Earlier this week, we saw an astonishing example of this process in practice.
On Monday night danah boyd, Berkeley grad student, Annenberg Fellow, and cogent observer of the (relatively) new world of "networked publics," used her blog to publish preliminary observations from her fieldwork on youth engagement with sites like MySpace and Facebook, and asked for feedback.
She posted again yesterday, this time about her shock at the response - within 24 hours, her essay had been viewed 90,000 times, reported on (poorly) by the BBC, and directly commented on over 170 times (190 as of this morning).
Think about this - a grad student publishes preliminary fieldwork notes to the web, and within 24-48 hours has drawn the attention of a mid-sized city. Granted, danah is a rock star, and not all of the comments were appropriate or well-conceived. But I think most academics would consider their careers a success if they commanded an audience of such size over their entire careers.

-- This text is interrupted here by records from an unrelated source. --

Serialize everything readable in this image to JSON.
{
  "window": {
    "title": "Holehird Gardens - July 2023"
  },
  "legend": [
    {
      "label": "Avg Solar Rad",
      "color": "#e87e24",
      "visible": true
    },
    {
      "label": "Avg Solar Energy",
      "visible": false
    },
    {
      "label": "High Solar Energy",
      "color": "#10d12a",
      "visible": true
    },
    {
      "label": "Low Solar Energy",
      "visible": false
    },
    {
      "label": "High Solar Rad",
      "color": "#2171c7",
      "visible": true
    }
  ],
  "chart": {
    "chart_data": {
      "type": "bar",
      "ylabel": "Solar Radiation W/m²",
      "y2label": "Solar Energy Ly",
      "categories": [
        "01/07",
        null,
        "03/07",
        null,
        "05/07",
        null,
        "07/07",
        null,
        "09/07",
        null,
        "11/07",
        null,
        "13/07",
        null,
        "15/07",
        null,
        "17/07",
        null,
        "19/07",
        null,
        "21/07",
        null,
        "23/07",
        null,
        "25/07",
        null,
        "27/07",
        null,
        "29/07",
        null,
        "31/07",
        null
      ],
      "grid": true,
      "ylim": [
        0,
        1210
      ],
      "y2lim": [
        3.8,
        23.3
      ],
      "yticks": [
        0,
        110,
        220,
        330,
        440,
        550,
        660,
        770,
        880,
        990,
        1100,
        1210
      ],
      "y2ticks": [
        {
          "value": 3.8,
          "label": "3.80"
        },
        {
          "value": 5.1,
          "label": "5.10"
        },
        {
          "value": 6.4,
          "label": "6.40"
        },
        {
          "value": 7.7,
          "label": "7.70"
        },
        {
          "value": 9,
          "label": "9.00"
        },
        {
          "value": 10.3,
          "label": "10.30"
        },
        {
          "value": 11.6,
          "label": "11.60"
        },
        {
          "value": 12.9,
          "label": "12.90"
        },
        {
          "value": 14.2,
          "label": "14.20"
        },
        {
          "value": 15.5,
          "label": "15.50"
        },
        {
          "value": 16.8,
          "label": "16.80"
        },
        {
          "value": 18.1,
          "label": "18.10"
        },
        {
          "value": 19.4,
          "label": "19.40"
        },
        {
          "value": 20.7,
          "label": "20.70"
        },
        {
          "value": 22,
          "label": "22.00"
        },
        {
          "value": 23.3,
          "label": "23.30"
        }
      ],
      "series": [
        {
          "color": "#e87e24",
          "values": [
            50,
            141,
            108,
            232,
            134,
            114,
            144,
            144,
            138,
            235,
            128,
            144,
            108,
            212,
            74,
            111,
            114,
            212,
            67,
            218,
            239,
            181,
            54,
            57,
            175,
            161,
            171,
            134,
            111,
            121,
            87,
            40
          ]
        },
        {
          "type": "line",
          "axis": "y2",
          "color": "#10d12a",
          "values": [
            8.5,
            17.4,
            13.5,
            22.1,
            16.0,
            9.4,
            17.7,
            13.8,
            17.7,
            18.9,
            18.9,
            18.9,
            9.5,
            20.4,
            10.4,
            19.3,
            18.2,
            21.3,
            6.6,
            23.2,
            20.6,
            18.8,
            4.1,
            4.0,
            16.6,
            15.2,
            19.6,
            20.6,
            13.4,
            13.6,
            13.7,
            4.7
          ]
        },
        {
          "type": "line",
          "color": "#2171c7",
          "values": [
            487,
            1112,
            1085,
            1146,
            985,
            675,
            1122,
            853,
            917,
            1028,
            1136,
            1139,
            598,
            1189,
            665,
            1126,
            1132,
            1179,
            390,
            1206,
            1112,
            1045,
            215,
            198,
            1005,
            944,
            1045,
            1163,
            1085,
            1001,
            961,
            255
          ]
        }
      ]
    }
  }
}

Is danah a super-hub? Are the rest of us scattered throughout the long tail? Clearly, on both counts. But at the very least, this suggests an emerging mode for scholarship, a new means of engaging the broader community (both scholarly and pedestrian) in our work.